→ RECORD EXTRACTS:
▼
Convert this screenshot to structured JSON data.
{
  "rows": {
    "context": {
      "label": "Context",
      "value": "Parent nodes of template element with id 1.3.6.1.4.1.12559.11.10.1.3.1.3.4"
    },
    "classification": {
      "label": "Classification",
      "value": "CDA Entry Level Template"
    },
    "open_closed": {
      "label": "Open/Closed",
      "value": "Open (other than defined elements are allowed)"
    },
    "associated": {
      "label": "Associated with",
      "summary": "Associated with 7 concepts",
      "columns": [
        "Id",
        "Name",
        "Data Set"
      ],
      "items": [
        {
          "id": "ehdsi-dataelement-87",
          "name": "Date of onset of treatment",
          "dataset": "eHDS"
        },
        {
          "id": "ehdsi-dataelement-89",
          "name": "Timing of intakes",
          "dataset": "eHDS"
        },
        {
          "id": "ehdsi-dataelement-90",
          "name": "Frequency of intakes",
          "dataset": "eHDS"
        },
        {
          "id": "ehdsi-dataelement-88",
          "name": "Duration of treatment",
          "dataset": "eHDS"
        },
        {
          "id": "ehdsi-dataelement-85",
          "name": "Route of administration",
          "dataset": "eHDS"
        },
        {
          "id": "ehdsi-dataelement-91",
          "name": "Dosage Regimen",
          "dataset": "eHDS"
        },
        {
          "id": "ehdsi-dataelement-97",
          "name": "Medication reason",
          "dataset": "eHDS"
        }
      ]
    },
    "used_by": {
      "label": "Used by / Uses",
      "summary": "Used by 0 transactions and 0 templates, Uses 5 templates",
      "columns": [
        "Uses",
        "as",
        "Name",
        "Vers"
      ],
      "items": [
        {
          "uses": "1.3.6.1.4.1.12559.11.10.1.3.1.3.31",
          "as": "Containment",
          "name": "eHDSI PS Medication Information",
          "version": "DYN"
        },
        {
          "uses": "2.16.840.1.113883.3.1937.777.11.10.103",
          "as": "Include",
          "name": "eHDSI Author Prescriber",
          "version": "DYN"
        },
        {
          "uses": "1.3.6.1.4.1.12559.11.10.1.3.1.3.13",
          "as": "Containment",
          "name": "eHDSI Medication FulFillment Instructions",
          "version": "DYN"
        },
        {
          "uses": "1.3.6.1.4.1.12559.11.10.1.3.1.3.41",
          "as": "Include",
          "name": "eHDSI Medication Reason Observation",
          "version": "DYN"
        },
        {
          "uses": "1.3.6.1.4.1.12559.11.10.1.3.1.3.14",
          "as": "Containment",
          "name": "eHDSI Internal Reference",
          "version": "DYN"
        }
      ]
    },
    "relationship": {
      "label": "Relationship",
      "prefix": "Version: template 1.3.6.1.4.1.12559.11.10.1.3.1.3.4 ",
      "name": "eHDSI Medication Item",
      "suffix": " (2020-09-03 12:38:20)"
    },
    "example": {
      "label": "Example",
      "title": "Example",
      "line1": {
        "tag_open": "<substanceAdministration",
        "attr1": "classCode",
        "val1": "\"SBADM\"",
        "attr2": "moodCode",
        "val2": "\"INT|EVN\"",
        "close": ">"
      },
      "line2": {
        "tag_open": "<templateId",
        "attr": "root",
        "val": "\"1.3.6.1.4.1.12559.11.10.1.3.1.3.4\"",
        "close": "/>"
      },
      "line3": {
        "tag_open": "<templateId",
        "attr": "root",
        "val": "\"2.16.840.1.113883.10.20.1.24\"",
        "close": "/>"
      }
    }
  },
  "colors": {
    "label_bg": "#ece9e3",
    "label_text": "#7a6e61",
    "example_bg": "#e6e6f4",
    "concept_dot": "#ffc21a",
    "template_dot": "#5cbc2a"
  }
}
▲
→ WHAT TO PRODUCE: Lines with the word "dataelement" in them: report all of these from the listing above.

→ ANSWER TO THE PROBLEM:
          "id": "ehdsi-dataelement-87",
          "id": "ehdsi-dataelement-89",
          "id": "ehdsi-dataelement-90",
          "id": "ehdsi-dataelement-88",
          "id": "ehdsi-dataelement-85",
          "id": "ehdsi-dataelement-91",
          "id": "ehdsi-dataelement-97",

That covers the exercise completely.